**WHAT TO DO:** Search the entries below for "gift". Report each line where it occurs.

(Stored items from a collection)
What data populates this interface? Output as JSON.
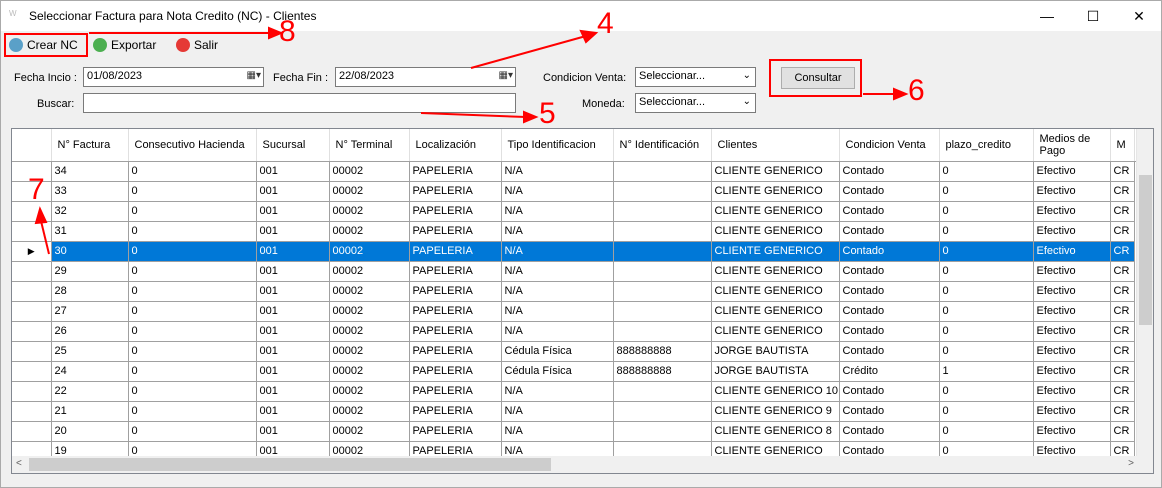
{
  "window": {
    "title": "Seleccionar Factura para Nota Credito (NC) - Clientes",
    "min": "—",
    "max": "☐",
    "close": "✕"
  },
  "toolbar": {
    "crear": "Crear NC",
    "exportar": "Exportar",
    "salir": "Salir"
  },
  "filters": {
    "fecha_inicio_label": "Fecha Incio :",
    "fecha_inicio": "01/08/2023",
    "fecha_fin_label": "Fecha Fin :",
    "fecha_fin": "22/08/2023",
    "buscar_label": "Buscar:",
    "buscar": "",
    "condicion_label": "Condicion Venta:",
    "condicion": "Seleccionar...",
    "moneda_label": "Moneda:",
    "moneda": "Seleccionar...",
    "consultar": "Consultar"
  },
  "grid": {
    "columns": [
      "N° Factura",
      "Consecutivo Hacienda",
      "Sucursal",
      "N° Terminal",
      "Localización",
      "Tipo Identificacion",
      "N° Identificación",
      "Clientes",
      "Condicion Venta",
      "plazo_credito",
      "Medios de Pago",
      "M"
    ],
    "selected_row": 4,
    "rows": [
      [
        "34",
        "0",
        "001",
        "00002",
        "PAPELERIA",
        "N/A",
        "",
        "CLIENTE GENERICO",
        "Contado",
        "0",
        "Efectivo",
        "CR"
      ],
      [
        "33",
        "0",
        "001",
        "00002",
        "PAPELERIA",
        "N/A",
        "",
        "CLIENTE GENERICO",
        "Contado",
        "0",
        "Efectivo",
        "CR"
      ],
      [
        "32",
        "0",
        "001",
        "00002",
        "PAPELERIA",
        "N/A",
        "",
        "CLIENTE GENERICO",
        "Contado",
        "0",
        "Efectivo",
        "CR"
      ],
      [
        "31",
        "0",
        "001",
        "00002",
        "PAPELERIA",
        "N/A",
        "",
        "CLIENTE GENERICO",
        "Contado",
        "0",
        "Efectivo",
        "CR"
      ],
      [
        "30",
        "0",
        "001",
        "00002",
        "PAPELERIA",
        "N/A",
        "",
        "CLIENTE GENERICO",
        "Contado",
        "0",
        "Efectivo",
        "CR"
      ],
      [
        "29",
        "0",
        "001",
        "00002",
        "PAPELERIA",
        "N/A",
        "",
        "CLIENTE GENERICO",
        "Contado",
        "0",
        "Efectivo",
        "CR"
      ],
      [
        "28",
        "0",
        "001",
        "00002",
        "PAPELERIA",
        "N/A",
        "",
        "CLIENTE GENERICO",
        "Contado",
        "0",
        "Efectivo",
        "CR"
      ],
      [
        "27",
        "0",
        "001",
        "00002",
        "PAPELERIA",
        "N/A",
        "",
        "CLIENTE GENERICO",
        "Contado",
        "0",
        "Efectivo",
        "CR"
      ],
      [
        "26",
        "0",
        "001",
        "00002",
        "PAPELERIA",
        "N/A",
        "",
        "CLIENTE GENERICO",
        "Contado",
        "0",
        "Efectivo",
        "CR"
      ],
      [
        "25",
        "0",
        "001",
        "00002",
        "PAPELERIA",
        "Cédula Física",
        "888888888",
        "JORGE BAUTISTA",
        "Contado",
        "0",
        "Efectivo",
        "CR"
      ],
      [
        "24",
        "0",
        "001",
        "00002",
        "PAPELERIA",
        "Cédula Física",
        "888888888",
        "JORGE BAUTISTA",
        "Crédito",
        "1",
        "Efectivo",
        "CR"
      ],
      [
        "22",
        "0",
        "001",
        "00002",
        "PAPELERIA",
        "N/A",
        "",
        "CLIENTE GENERICO 10",
        "Contado",
        "0",
        "Efectivo",
        "CR"
      ],
      [
        "21",
        "0",
        "001",
        "00002",
        "PAPELERIA",
        "N/A",
        "",
        "CLIENTE GENERICO 9",
        "Contado",
        "0",
        "Efectivo",
        "CR"
      ],
      [
        "20",
        "0",
        "001",
        "00002",
        "PAPELERIA",
        "N/A",
        "",
        "CLIENTE GENERICO 8",
        "Contado",
        "0",
        "Efectivo",
        "CR"
      ],
      [
        "19",
        "0",
        "001",
        "00002",
        "PAPELERIA",
        "N/A",
        "",
        "CLIENTE GENERICO",
        "Contado",
        "0",
        "Efectivo",
        "CR"
      ]
    ]
  },
  "annotations": {
    "a4": "4",
    "a5": "5",
    "a6": "6",
    "a7": "7",
    "a8": "8"
  },
  "colors": {
    "selection": "#0078d7",
    "annotation": "#ff0000"
  }
}
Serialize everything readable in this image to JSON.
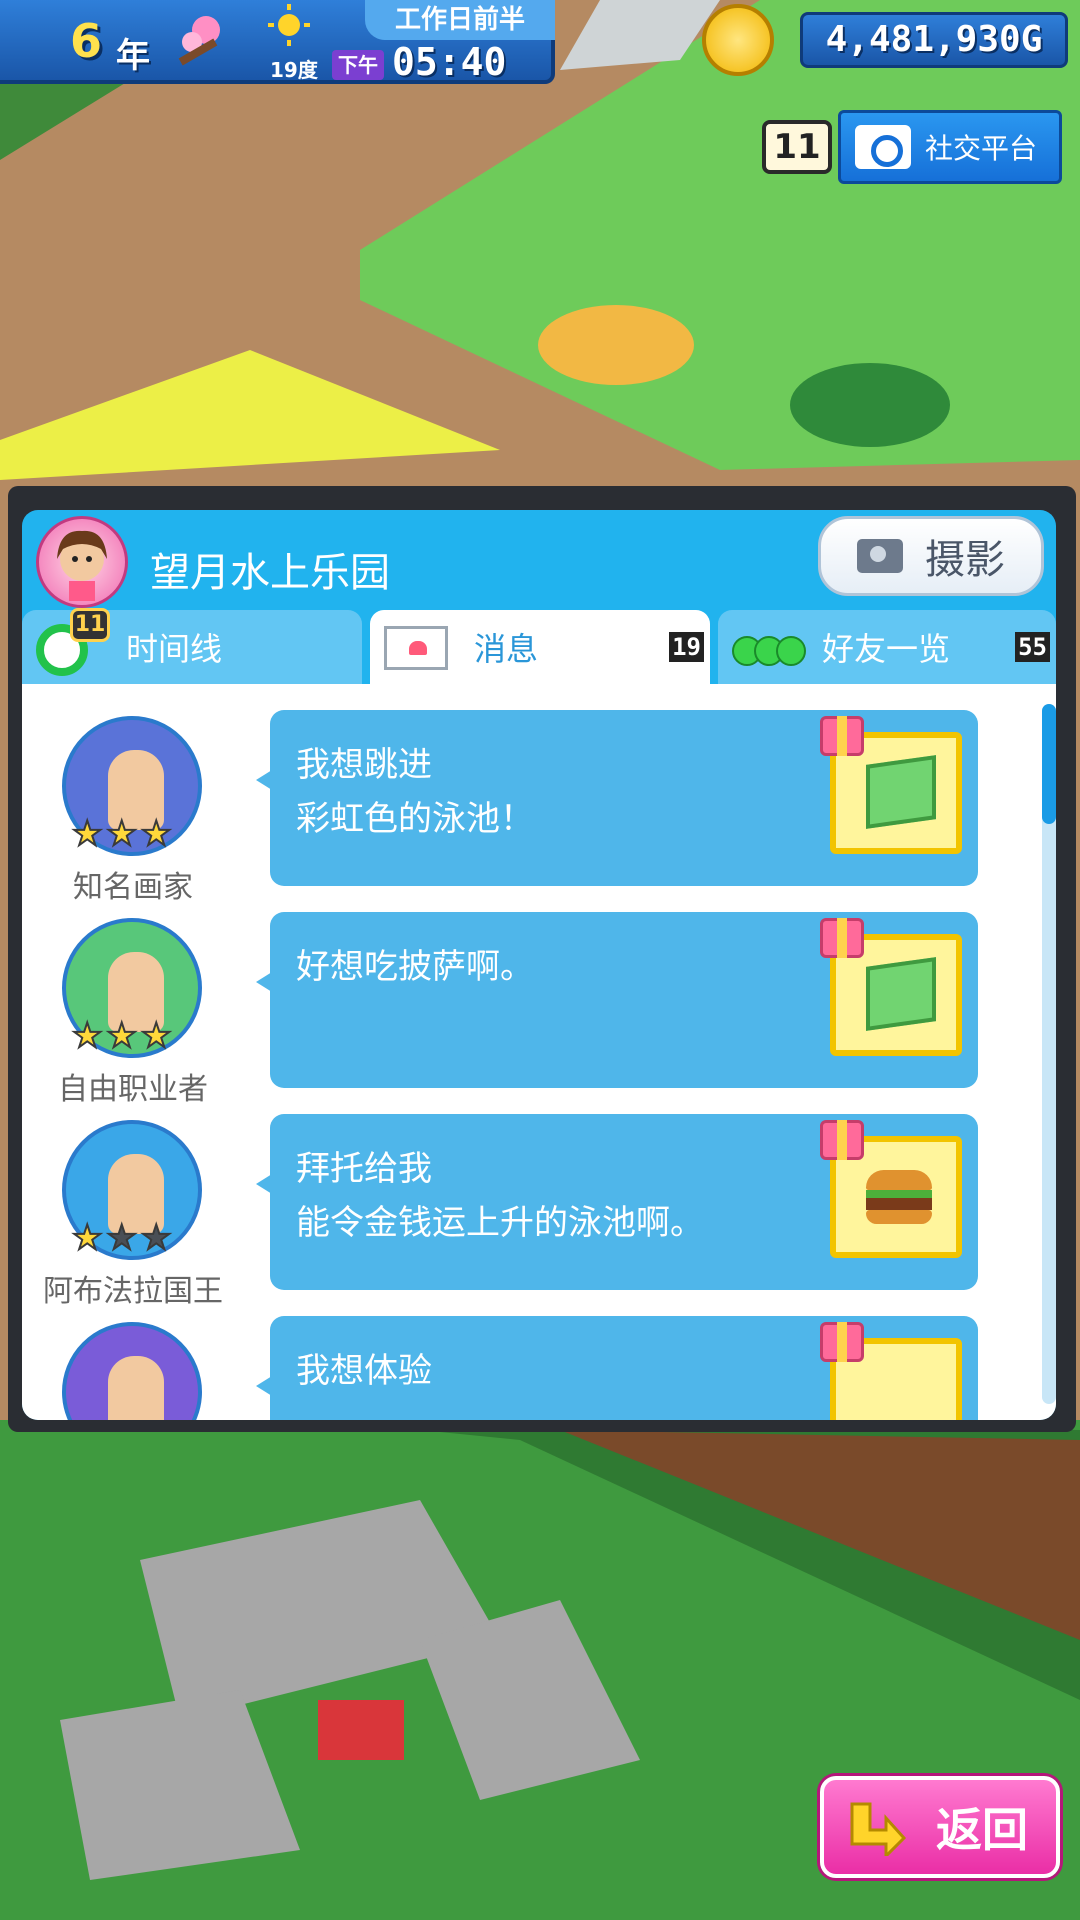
{
  "hud": {
    "year_number": "6",
    "year_suffix": "年",
    "weekday": "工作日前半",
    "temperature": "19度",
    "ampm": "下午",
    "time": "05:40",
    "money": "4,481,930G",
    "weather_icon": "sun-icon",
    "season_icon": "cherry-blossom-icon"
  },
  "social": {
    "count": "11",
    "label": "社交平台",
    "icon": "camera-icon"
  },
  "panel": {
    "park_name": "望月水上乐园",
    "photo_label": "摄影",
    "tabs": [
      {
        "label": "时间线",
        "badge": "11",
        "icon": "clock-icon"
      },
      {
        "label": "消息",
        "count": "19",
        "icon": "envelope-icon",
        "active": true
      },
      {
        "label": "好友一览",
        "count": "55",
        "icon": "friends-icon"
      }
    ],
    "messages": [
      {
        "job": "知名画家",
        "text": "我想跳进\n彩虹色的泳池！",
        "stars": 3,
        "gift": "cube",
        "bg": "#5a73d8"
      },
      {
        "job": "自由职业者",
        "text": "好想吃披萨啊。",
        "stars": 3,
        "gift": "cube",
        "bg": "#58c77a"
      },
      {
        "job": "阿布法拉国王",
        "text": "拜托给我\n能令金钱运上升的泳池啊。",
        "stars": 1,
        "gift": "burger",
        "bg": "#3aa7e8"
      },
      {
        "job": "",
        "text": "我想体验",
        "stars": 0,
        "gift": "other",
        "bg": "#7a5cd8"
      }
    ]
  },
  "back": {
    "label": "返回",
    "icon": "return-arrow-icon"
  },
  "colors": {
    "panel_accent": "#21b3ee",
    "bubble": "#4fb6ea",
    "back_button": "#ea2ea6"
  }
}
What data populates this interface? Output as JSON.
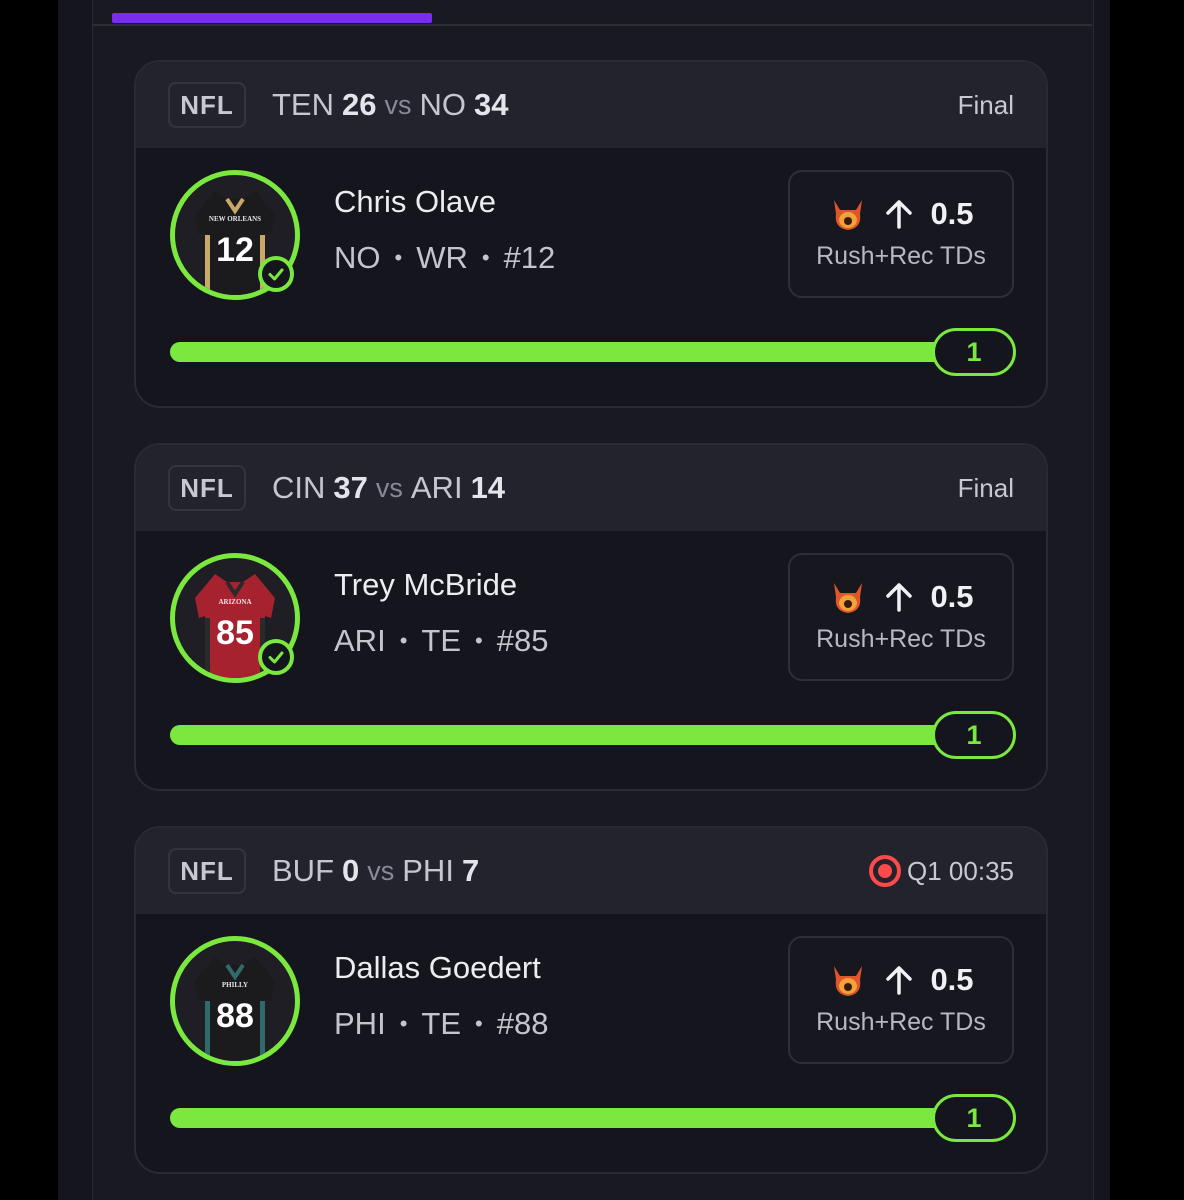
{
  "colors": {
    "accent_green": "#7ae83f",
    "tab_purple": "#7a2cf0",
    "live_red": "#ff4a4a",
    "background": "#15151d",
    "header_bg": "#23232d"
  },
  "cards": [
    {
      "league": "NFL",
      "home_team": "TEN",
      "home_score": "26",
      "vs": "vs",
      "away_team": "NO",
      "away_score": "34",
      "status": "Final",
      "is_live": false,
      "player": {
        "name": "Chris Olave",
        "team": "NO",
        "position": "WR",
        "number": "#12",
        "jersey_number": "12",
        "jersey_text": "NEW ORLEANS",
        "jersey_color": "#1b1b1e",
        "jersey_trim": "#c9a86a",
        "checked": true
      },
      "prop": {
        "icon": "demon-icon",
        "direction_icon": "arrow-up-icon",
        "line": "0.5",
        "stat": "Rush+Rec TDs"
      },
      "progress": {
        "value": "1",
        "fraction": 1.0
      },
      "separator": "•"
    },
    {
      "league": "NFL",
      "home_team": "CIN",
      "home_score": "37",
      "vs": "vs",
      "away_team": "ARI",
      "away_score": "14",
      "status": "Final",
      "is_live": false,
      "player": {
        "name": "Trey McBride",
        "team": "ARI",
        "position": "TE",
        "number": "#85",
        "jersey_number": "85",
        "jersey_text": "ARIZONA",
        "jersey_color": "#a5222e",
        "jersey_trim": "#2a2a2a",
        "checked": true
      },
      "prop": {
        "icon": "demon-icon",
        "direction_icon": "arrow-up-icon",
        "line": "0.5",
        "stat": "Rush+Rec TDs"
      },
      "progress": {
        "value": "1",
        "fraction": 1.0
      },
      "separator": "•"
    },
    {
      "league": "NFL",
      "home_team": "BUF",
      "home_score": "0",
      "vs": "vs",
      "away_team": "PHI",
      "away_score": "7",
      "status": "Q1 00:35",
      "is_live": true,
      "player": {
        "name": "Dallas Goedert",
        "team": "PHI",
        "position": "TE",
        "number": "#88",
        "jersey_number": "88",
        "jersey_text": "PHILLY",
        "jersey_color": "#1b1b1e",
        "jersey_trim": "#2f6b6b",
        "checked": false
      },
      "prop": {
        "icon": "demon-icon",
        "direction_icon": "arrow-up-icon",
        "line": "0.5",
        "stat": "Rush+Rec TDs"
      },
      "progress": {
        "value": "1",
        "fraction": 1.0
      },
      "separator": "•"
    }
  ]
}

**TASK SOLUTION:**
        "gift": "cube",
        "gift": "cube",
        "gift": "burger",
        "gift": "other",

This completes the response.